━━━━━ Given records ━━━━━
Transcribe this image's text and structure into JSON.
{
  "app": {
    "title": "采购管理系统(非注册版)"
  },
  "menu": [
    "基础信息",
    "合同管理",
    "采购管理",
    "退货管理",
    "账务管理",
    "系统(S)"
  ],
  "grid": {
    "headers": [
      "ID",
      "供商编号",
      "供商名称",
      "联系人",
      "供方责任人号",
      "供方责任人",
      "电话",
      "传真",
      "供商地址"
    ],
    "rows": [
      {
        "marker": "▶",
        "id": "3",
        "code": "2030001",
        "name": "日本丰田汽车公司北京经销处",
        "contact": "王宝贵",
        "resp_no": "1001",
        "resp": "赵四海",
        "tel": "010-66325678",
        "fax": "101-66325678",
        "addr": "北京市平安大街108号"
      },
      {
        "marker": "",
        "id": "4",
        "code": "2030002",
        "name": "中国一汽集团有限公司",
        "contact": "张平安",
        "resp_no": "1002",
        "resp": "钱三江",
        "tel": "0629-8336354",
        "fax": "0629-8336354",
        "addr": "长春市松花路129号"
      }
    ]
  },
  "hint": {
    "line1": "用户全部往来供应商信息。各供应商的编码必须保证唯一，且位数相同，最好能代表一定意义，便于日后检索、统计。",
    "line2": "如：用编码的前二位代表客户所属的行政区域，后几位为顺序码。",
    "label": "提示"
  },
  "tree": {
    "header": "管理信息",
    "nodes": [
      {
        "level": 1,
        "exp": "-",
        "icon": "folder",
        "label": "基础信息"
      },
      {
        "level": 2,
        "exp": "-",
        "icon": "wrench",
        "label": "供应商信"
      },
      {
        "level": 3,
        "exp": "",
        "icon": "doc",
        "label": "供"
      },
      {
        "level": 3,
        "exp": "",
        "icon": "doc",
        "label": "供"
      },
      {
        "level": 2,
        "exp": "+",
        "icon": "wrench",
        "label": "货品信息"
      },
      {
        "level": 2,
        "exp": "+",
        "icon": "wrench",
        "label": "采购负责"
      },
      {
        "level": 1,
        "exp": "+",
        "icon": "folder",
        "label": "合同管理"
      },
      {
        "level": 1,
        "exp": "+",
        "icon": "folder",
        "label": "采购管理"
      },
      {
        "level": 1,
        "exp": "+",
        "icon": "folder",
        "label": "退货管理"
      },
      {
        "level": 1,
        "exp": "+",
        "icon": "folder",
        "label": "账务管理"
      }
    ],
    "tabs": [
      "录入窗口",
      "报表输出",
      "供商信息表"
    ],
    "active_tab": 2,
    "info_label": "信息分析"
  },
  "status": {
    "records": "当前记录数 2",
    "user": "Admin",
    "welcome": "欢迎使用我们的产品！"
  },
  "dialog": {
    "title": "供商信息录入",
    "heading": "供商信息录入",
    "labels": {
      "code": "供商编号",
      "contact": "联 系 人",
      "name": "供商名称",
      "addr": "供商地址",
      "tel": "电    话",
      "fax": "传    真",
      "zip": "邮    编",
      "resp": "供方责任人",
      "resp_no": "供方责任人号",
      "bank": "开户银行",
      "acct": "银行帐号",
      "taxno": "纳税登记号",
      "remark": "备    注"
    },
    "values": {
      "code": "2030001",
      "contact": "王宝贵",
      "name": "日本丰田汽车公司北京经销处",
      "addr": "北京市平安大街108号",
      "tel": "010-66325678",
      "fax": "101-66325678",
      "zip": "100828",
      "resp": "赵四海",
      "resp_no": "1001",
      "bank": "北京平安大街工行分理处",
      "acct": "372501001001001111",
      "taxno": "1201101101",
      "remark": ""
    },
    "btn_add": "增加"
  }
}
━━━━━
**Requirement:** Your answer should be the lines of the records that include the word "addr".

**Written answer:**
        "addr": "北京市平安大街108号"
        "addr": "长春市松花路129号"
      "addr": "供商地址",
      "addr": "北京市平安大街108号",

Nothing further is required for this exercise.